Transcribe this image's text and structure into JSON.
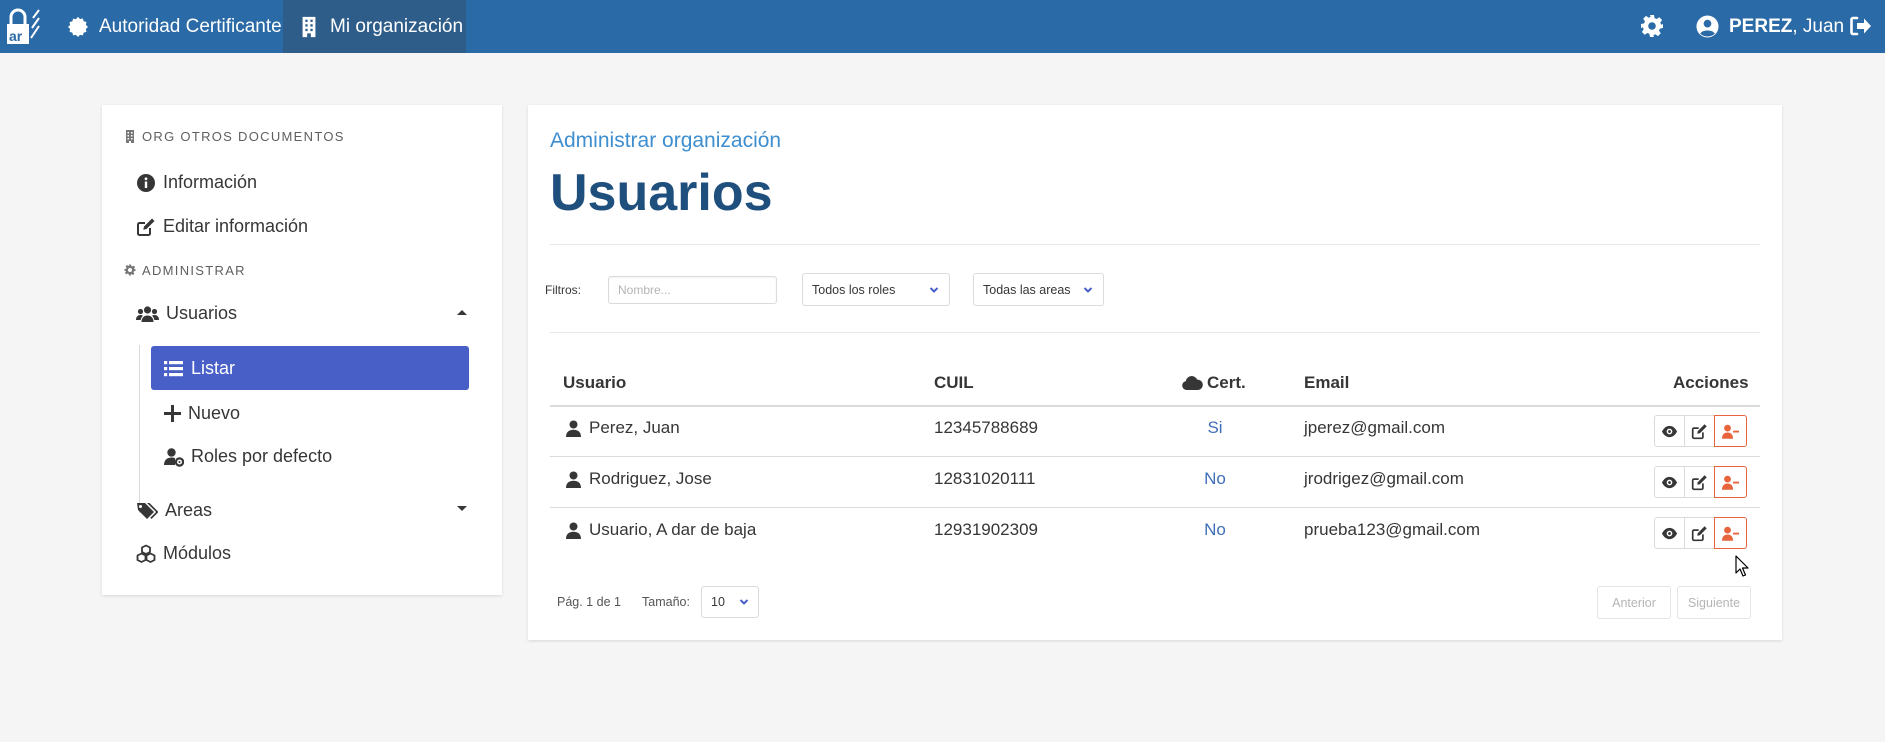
{
  "navbar": {
    "brand_icon": "ar-lock-logo",
    "items": [
      {
        "label": "Autoridad Certificante",
        "icon": "certificate-icon"
      },
      {
        "label": "Mi organización",
        "icon": "building-icon"
      }
    ],
    "user": {
      "last_name": "PEREZ",
      "first_name": ", Juan"
    },
    "colors": {
      "bar": "#2a6aa6",
      "active": "#2f5d89"
    }
  },
  "sidebar": {
    "org_label": "ORG OTROS DOCUMENTOS",
    "info_label": "Información",
    "edit_label": "Editar información",
    "admin_label": "ADMINISTRAR",
    "users_label": "Usuarios",
    "submenu": {
      "list_label": "Listar",
      "new_label": "Nuevo",
      "roles_label": "Roles por defecto"
    },
    "areas_label": "Areas",
    "modules_label": "Módulos",
    "active_color": "#485fc7"
  },
  "main": {
    "subtitle": "Administrar organización",
    "title": "Usuarios",
    "filters": {
      "label": "Filtros:",
      "name_placeholder": "Nombre...",
      "roles_value": "Todos los roles",
      "areas_value": "Todas las areas"
    },
    "table": {
      "headers": {
        "user": "Usuario",
        "cuil": "CUIL",
        "cert": "Cert.",
        "email": "Email",
        "actions": "Acciones"
      },
      "rows": [
        {
          "name": "Perez, Juan",
          "cuil": "12345788689",
          "cert": "Si",
          "email": "jperez@gmail.com"
        },
        {
          "name": "Rodriguez, Jose",
          "cuil": "12831020111",
          "cert": "No",
          "email": "jrodrigez@gmail.com"
        },
        {
          "name": "Usuario, A dar de baja",
          "cuil": "12931902309",
          "cert": "No",
          "email": "prueba123@gmail.com"
        }
      ]
    },
    "pagination": {
      "page_text": "Pág. 1 de 1",
      "size_label": "Tamaño:",
      "size_value": "10",
      "prev_label": "Anterior",
      "next_label": "Siguiente"
    }
  }
}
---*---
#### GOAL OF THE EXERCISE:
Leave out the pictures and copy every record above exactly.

#### RESULT FOR THIS EXERCISE:
Transcribe this image's text and structure into JSON.
{
  "navbar": {
    "brand_icon": "ar-lock-logo",
    "items": [
      {
        "label": "Autoridad Certificante",
        "icon": "certificate-icon"
      },
      {
        "label": "Mi organización",
        "icon": "building-icon"
      }
    ],
    "user": {
      "last_name": "PEREZ",
      "first_name": ", Juan"
    },
    "colors": {
      "bar": "#2a6aa6",
      "active": "#2f5d89"
    }
  },
  "sidebar": {
    "org_label": "ORG OTROS DOCUMENTOS",
    "info_label": "Información",
    "edit_label": "Editar información",
    "admin_label": "ADMINISTRAR",
    "users_label": "Usuarios",
    "submenu": {
      "list_label": "Listar",
      "new_label": "Nuevo",
      "roles_label": "Roles por defecto"
    },
    "areas_label": "Areas",
    "modules_label": "Módulos",
    "active_color": "#485fc7"
  },
  "main": {
    "subtitle": "Administrar organización",
    "title": "Usuarios",
    "filters": {
      "label": "Filtros:",
      "name_placeholder": "Nombre...",
      "roles_value": "Todos los roles",
      "areas_value": "Todas las areas"
    },
    "table": {
      "headers": {
        "user": "Usuario",
        "cuil": "CUIL",
        "cert": "Cert.",
        "email": "Email",
        "actions": "Acciones"
      },
      "rows": [
        {
          "name": "Perez, Juan",
          "cuil": "12345788689",
          "cert": "Si",
          "email": "jperez@gmail.com"
        },
        {
          "name": "Rodriguez, Jose",
          "cuil": "12831020111",
          "cert": "No",
          "email": "jrodrigez@gmail.com"
        },
        {
          "name": "Usuario, A dar de baja",
          "cuil": "12931902309",
          "cert": "No",
          "email": "prueba123@gmail.com"
        }
      ]
    },
    "pagination": {
      "page_text": "Pág. 1 de 1",
      "size_label": "Tamaño:",
      "size_value": "10",
      "prev_label": "Anterior",
      "next_label": "Siguiente"
    }
  }
}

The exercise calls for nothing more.